Susana H. Case

I lied, promised I would learn to drive
stick, which you couldn’t do—otherwise,
you wouldn’t fly to Oslo with me. When the
green VW Bug stalled, then stalled again
at the airport car rental lot with the
likes of me at the stick, I cajoled you,
shamelessly, into trying to drive it, then
lied and promised I would love you
forever. I got away with all of it because
lying was habit, the sex was good, and you
wanted to believe me, though you already
suspected I couldn’t possibly mean it.
You hadn’t yet fully learned how unreliable
cars and women could be. Together, we
marveled at fjords, read pamphlets on ice
flow, skerries, visited medieval post and lintel
wooden churches before that neo-Nazi
rock musician started arsoning them down.

You wrestled that damn little car
north because I dreamed of seeing reindeer,
because you still wanted to please me. I lied and
promised this was the best vacation ever, that
when we got home, I would finally quiet down.
Though I never did learn to drive stick,
I did figure out that for me, going smoothly
was the tricky part. It didn’t require
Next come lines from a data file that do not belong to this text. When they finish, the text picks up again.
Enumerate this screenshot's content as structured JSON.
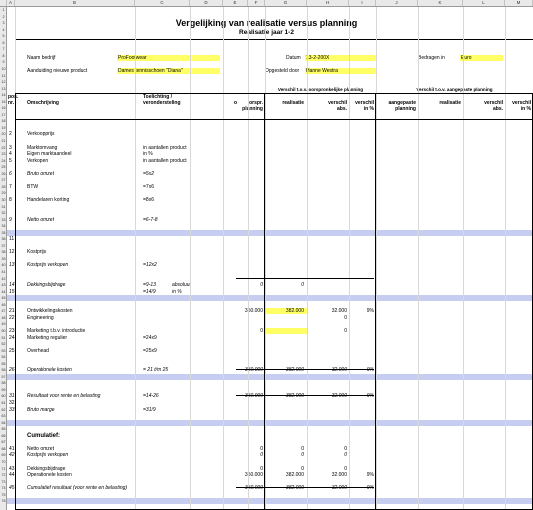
{
  "columns": [
    "A",
    "B",
    "C",
    "D",
    "E",
    "F",
    "G",
    "H",
    "I",
    "J",
    "K",
    "L",
    "M"
  ],
  "title": "Vergelijking van realisatie versus planning",
  "subtitle": "Realisatie jaar 1-2",
  "form": {
    "bedrijf_label": "Naam bedrijf",
    "bedrijf_value": "ProFootwear",
    "product_label": "Aanduiding nieuwe product",
    "product_value": "Dames tennisschoen \"Diana\"",
    "datum_label": "Datum",
    "datum_value": "13-2-200X",
    "opgesteld_label": "Opgesteld door",
    "opgesteld_value": "Hanne Westra",
    "bedragen_label": "Bedragen in",
    "bedragen_value": "Euro"
  },
  "headers": {
    "verschil_oorspr": "Verschil t.o.v. oorspronkelijke planning",
    "verschil_aangepast": "Verschil t.o.v. aangepaste planning",
    "pos": "pos.",
    "nr": "nr.",
    "omschrijving": "Omschrijving",
    "toelichting1": "Toelichting /",
    "toelichting2": "verondersteling",
    "o": "o",
    "orspr1": "orspr.",
    "orspr2": "planning",
    "realisatie": "realisatie",
    "verschil": "verschil",
    "abs": "abs.",
    "in_pct": "in %",
    "aangepaste1": "aangepaste",
    "aangepaste2": "planning"
  },
  "rows": [
    {
      "r": "1"
    },
    {
      "r": "2"
    },
    {
      "r": "3"
    },
    {
      "r": "4"
    },
    {
      "r": "5"
    },
    {
      "r": "6"
    },
    {
      "r": "7"
    },
    {
      "r": "8"
    },
    {
      "r": "9"
    },
    {
      "r": "10"
    },
    {
      "r": "11"
    },
    {
      "r": "12"
    },
    {
      "r": "13"
    },
    {
      "r": "14"
    },
    {
      "r": "15"
    },
    {
      "r": "16"
    },
    {
      "r": "17"
    },
    {
      "r": "18"
    },
    {
      "r": "19"
    },
    {
      "r": "20",
      "pos": "2",
      "desc": "Verkoopprijs"
    },
    {
      "r": "21"
    },
    {
      "r": "22",
      "pos": "3",
      "desc": "Marktomvang",
      "note": "in aantallen product"
    },
    {
      "r": "23",
      "pos": "4",
      "desc": "Eigen marktaandeel",
      "note": "in %"
    },
    {
      "r": "24",
      "pos": "5",
      "desc": "Verkopen",
      "note": "in aantallen product"
    },
    {
      "r": "25"
    },
    {
      "r": "26",
      "pos": "6",
      "desc": "Bruto omzet",
      "formula": "=5x2",
      "italic": true
    },
    {
      "r": "27"
    },
    {
      "r": "28",
      "pos": "7",
      "desc": "BTW",
      "formula": "=7x6"
    },
    {
      "r": "29"
    },
    {
      "r": "30",
      "pos": "8",
      "desc": "Handelaren korting",
      "formula": "=8x6"
    },
    {
      "r": "31"
    },
    {
      "r": "32"
    },
    {
      "r": "33",
      "pos": "9",
      "desc": "Netto omzet",
      "formula": "=6-7-8",
      "italic": true
    },
    {
      "r": "34"
    },
    {
      "r": "35",
      "band": true
    },
    {
      "r": "36",
      "pos": "11"
    },
    {
      "r": "37"
    },
    {
      "r": "38",
      "pos": "12",
      "desc": "Kostprijs"
    },
    {
      "r": "39"
    },
    {
      "r": "40",
      "pos": "13",
      "desc": "Kostprijs verkopen",
      "formula": "=12x2",
      "italic": true
    },
    {
      "r": "41"
    },
    {
      "r": "42"
    },
    {
      "r": "43",
      "pos": "14",
      "desc": "Dekkingsbijdrage",
      "formula": "=9-13",
      "extra": "absoluut",
      "italic": true,
      "f": "0",
      "g": "0"
    },
    {
      "r": "44",
      "pos": "15",
      "formula": "=14/9",
      "extra": "in %",
      "italic": true
    },
    {
      "r": "45",
      "band": true
    },
    {
      "r": "46"
    },
    {
      "r": "47",
      "pos": "21",
      "desc": "Ontwikkelingskosten",
      "f": "350.000",
      "g": "382.000",
      "h": "32.000",
      "i": "9%",
      "yellow": true
    },
    {
      "r": "48",
      "pos": "22",
      "desc": "Engineering",
      "h": "0"
    },
    {
      "r": "49"
    },
    {
      "r": "50",
      "pos": "23",
      "desc": "Marketing t.b.v. introductie",
      "f": "0",
      "h": "0",
      "yellow": true
    },
    {
      "r": "51",
      "pos": "24",
      "desc": "Marketing regulier",
      "formula": "=24x9"
    },
    {
      "r": "52"
    },
    {
      "r": "53",
      "pos": "25",
      "desc": "Overhead",
      "formula": "=25x9"
    },
    {
      "r": "54"
    },
    {
      "r": "55"
    },
    {
      "r": "56",
      "pos": "26",
      "desc": "Operationele kosten",
      "formula": "= 21 t/m 25",
      "italic": true,
      "f": "350.000",
      "g": "382.000",
      "h": "32.000",
      "i": "9%"
    },
    {
      "r": "57",
      "band": true
    },
    {
      "r": "58"
    },
    {
      "r": "59"
    },
    {
      "r": "60",
      "pos": "31",
      "desc": "Resultaat voor rente en belasting",
      "formula": "=14-26",
      "italic": true,
      "f": "-350.000",
      "g": "-382.000",
      "h": "-32.000",
      "i": "9%"
    },
    {
      "r": "61",
      "pos": "32"
    },
    {
      "r": "62",
      "pos": "33",
      "desc": "Bruto marge",
      "formula": "=31/9",
      "italic": true
    },
    {
      "r": "63"
    },
    {
      "r": "64",
      "band": true
    },
    {
      "r": "65"
    },
    {
      "r": "66",
      "desc": "Cumulatief:",
      "bold": true,
      "big": true
    },
    {
      "r": "67"
    },
    {
      "r": "68",
      "pos": "41",
      "desc": "Netto omzet",
      "f": "0",
      "g": "0",
      "h": "0"
    },
    {
      "r": "69",
      "pos": "42",
      "desc": "Kostprijs verkopen",
      "italic": true,
      "f": "0",
      "g": "0",
      "h": "0"
    },
    {
      "r": "70"
    },
    {
      "r": "71",
      "pos": "43",
      "desc": "Dekkingsbijdrage",
      "f": "0",
      "g": "0",
      "h": "0"
    },
    {
      "r": "72",
      "pos": "44",
      "desc": "Operationele kosten",
      "f": "350.000",
      "g": "382.000",
      "h": "32.000",
      "i": "9%"
    },
    {
      "r": "73"
    },
    {
      "r": "74",
      "pos": "45",
      "desc": "Cumulatief resultaat (voor rente en belasting)",
      "italic": true,
      "f": "-350.000",
      "g": "-382.000",
      "h": "-32.000",
      "i": "9%"
    },
    {
      "r": "75"
    },
    {
      "r": "76",
      "band": true
    }
  ]
}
as much skill to come to a safe stop: just
depress the clutch, firmly hit the brake.